What the task requires: Write out, exactly as they stand, the line containing "What data populates" and all subsequent lines up to and including the final line of the records.
==============================
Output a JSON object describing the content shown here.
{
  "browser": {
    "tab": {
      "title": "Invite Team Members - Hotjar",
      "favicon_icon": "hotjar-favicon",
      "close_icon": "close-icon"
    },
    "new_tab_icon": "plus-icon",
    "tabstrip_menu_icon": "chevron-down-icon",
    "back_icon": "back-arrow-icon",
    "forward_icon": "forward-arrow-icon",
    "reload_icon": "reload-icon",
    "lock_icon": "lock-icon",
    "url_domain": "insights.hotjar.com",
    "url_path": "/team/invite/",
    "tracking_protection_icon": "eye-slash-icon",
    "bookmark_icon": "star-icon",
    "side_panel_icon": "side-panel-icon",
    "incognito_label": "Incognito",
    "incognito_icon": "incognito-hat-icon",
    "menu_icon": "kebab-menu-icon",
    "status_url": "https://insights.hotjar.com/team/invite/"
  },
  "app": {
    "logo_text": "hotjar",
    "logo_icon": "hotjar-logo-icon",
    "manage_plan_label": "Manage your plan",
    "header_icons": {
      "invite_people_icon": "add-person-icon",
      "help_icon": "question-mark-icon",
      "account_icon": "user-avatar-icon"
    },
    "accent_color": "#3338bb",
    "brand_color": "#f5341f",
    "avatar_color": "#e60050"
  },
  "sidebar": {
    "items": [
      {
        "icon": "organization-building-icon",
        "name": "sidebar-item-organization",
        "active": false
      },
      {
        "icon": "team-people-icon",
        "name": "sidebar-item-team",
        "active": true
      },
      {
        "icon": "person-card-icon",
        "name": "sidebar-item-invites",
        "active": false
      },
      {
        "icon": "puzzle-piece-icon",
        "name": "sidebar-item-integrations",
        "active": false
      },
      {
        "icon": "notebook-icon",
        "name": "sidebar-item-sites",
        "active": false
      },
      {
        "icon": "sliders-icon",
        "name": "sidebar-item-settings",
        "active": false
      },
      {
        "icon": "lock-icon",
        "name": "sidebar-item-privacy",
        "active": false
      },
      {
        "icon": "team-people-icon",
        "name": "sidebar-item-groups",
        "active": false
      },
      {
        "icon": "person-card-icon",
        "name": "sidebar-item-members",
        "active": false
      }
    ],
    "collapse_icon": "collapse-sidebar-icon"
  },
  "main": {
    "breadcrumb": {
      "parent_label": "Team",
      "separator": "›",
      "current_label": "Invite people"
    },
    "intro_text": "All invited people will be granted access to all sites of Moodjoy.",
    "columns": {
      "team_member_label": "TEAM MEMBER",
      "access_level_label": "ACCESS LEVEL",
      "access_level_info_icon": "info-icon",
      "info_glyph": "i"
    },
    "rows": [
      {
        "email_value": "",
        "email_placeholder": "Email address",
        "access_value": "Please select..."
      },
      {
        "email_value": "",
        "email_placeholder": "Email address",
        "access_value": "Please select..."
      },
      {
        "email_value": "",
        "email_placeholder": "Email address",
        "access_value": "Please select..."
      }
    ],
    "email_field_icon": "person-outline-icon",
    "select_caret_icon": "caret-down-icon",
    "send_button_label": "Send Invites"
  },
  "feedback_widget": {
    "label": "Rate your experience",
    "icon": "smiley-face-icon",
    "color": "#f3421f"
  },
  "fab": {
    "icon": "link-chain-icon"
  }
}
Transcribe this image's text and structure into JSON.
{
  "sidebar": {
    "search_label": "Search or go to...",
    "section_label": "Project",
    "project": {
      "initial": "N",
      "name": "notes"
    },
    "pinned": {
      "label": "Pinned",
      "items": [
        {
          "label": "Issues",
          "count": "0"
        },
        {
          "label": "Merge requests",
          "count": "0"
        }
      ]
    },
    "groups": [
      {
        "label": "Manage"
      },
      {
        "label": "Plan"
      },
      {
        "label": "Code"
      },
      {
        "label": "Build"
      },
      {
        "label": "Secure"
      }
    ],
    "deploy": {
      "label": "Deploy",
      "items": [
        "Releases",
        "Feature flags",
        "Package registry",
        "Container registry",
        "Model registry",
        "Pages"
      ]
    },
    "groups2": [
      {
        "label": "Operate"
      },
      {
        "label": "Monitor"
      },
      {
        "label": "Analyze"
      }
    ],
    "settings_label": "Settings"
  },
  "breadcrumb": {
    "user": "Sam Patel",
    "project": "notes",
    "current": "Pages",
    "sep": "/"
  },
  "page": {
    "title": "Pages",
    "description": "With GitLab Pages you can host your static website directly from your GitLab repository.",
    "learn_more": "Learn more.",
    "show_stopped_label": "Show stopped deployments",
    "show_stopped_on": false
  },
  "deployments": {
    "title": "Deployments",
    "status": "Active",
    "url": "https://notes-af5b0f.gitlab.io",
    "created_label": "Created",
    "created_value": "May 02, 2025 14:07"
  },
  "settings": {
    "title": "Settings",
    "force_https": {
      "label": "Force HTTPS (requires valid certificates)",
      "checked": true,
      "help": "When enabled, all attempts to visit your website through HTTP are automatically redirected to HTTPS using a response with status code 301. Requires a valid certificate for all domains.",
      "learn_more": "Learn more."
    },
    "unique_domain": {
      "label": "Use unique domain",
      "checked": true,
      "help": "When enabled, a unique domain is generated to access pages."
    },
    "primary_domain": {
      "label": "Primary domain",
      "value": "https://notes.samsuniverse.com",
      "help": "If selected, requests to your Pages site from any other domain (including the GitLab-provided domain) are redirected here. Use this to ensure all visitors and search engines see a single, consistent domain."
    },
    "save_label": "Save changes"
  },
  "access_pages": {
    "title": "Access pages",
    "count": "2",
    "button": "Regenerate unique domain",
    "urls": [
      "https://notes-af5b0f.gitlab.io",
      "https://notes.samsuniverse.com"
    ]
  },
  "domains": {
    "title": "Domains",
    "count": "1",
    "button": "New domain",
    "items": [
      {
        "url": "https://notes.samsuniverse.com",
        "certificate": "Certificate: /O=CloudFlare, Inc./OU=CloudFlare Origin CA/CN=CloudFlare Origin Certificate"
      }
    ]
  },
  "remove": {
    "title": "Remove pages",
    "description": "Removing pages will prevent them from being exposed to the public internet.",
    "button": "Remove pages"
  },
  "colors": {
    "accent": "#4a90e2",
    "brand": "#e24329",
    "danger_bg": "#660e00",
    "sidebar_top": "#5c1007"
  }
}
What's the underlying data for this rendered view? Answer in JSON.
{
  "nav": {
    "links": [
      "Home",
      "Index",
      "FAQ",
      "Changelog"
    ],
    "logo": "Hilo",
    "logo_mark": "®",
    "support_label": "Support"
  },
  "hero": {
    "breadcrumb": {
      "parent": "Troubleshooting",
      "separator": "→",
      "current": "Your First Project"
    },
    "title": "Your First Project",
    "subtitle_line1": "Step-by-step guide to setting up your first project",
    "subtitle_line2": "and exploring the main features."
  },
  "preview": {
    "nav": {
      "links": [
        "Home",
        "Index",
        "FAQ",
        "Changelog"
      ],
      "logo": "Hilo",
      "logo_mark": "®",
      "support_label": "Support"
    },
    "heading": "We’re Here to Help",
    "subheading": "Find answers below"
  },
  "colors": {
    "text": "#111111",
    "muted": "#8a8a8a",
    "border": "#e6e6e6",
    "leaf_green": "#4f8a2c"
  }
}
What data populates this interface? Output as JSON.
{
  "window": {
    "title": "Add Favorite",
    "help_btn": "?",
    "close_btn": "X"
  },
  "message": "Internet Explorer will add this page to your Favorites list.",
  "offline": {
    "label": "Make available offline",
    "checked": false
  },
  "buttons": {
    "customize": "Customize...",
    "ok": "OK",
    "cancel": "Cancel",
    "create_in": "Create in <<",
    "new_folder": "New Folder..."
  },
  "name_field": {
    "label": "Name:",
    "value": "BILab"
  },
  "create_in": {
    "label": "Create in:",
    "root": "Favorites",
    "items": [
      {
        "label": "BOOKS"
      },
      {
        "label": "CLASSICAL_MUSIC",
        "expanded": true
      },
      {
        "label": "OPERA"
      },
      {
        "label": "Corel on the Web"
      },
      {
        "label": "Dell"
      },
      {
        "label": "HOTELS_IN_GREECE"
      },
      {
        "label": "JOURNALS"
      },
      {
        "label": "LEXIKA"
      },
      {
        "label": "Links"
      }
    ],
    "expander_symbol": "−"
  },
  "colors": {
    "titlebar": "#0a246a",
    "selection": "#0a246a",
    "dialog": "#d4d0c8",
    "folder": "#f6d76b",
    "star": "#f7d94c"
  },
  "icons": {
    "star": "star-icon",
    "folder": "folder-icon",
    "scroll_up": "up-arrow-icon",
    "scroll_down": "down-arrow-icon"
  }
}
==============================
Worked solution:
What data populates this interface? Output as JSON.
{
  "window": {
    "title": "Add Favorite",
    "help_btn": "?",
    "close_btn": "X"
  },
  "message": "Internet Explorer will add this page to your Favorites list.",
  "offline": {
    "label": "Make available offline",
    "checked": false
  },
  "buttons": {
    "customize": "Customize...",
    "ok": "OK",
    "cancel": "Cancel",
    "create_in": "Create in <<",
    "new_folder": "New Folder..."
  },
  "name_field": {
    "label": "Name:",
    "value": "BILab"
  },
  "create_in": {
    "label": "Create in:",
    "root": "Favorites",
    "items": [
      {
        "label": "BOOKS"
      },
      {
        "label": "CLASSICAL_MUSIC",
        "expanded": true
      },
      {
        "label": "OPERA"
      },
      {
        "label": "Corel on the Web"
      },
      {
        "label": "Dell"
      },
      {
        "label": "HOTELS_IN_GREECE"
      },
      {
        "label": "JOURNALS"
      },
      {
        "label": "LEXIKA"
      },
      {
        "label": "Links"
      }
    ],
    "expander_symbol": "−"
  },
  "colors": {
    "titlebar": "#0a246a",
    "selection": "#0a246a",
    "dialog": "#d4d0c8",
    "folder": "#f6d76b",
    "star": "#f7d94c"
  },
  "icons": {
    "star": "star-icon",
    "folder": "folder-icon",
    "scroll_up": "up-arrow-icon",
    "scroll_down": "down-arrow-icon"
  }
}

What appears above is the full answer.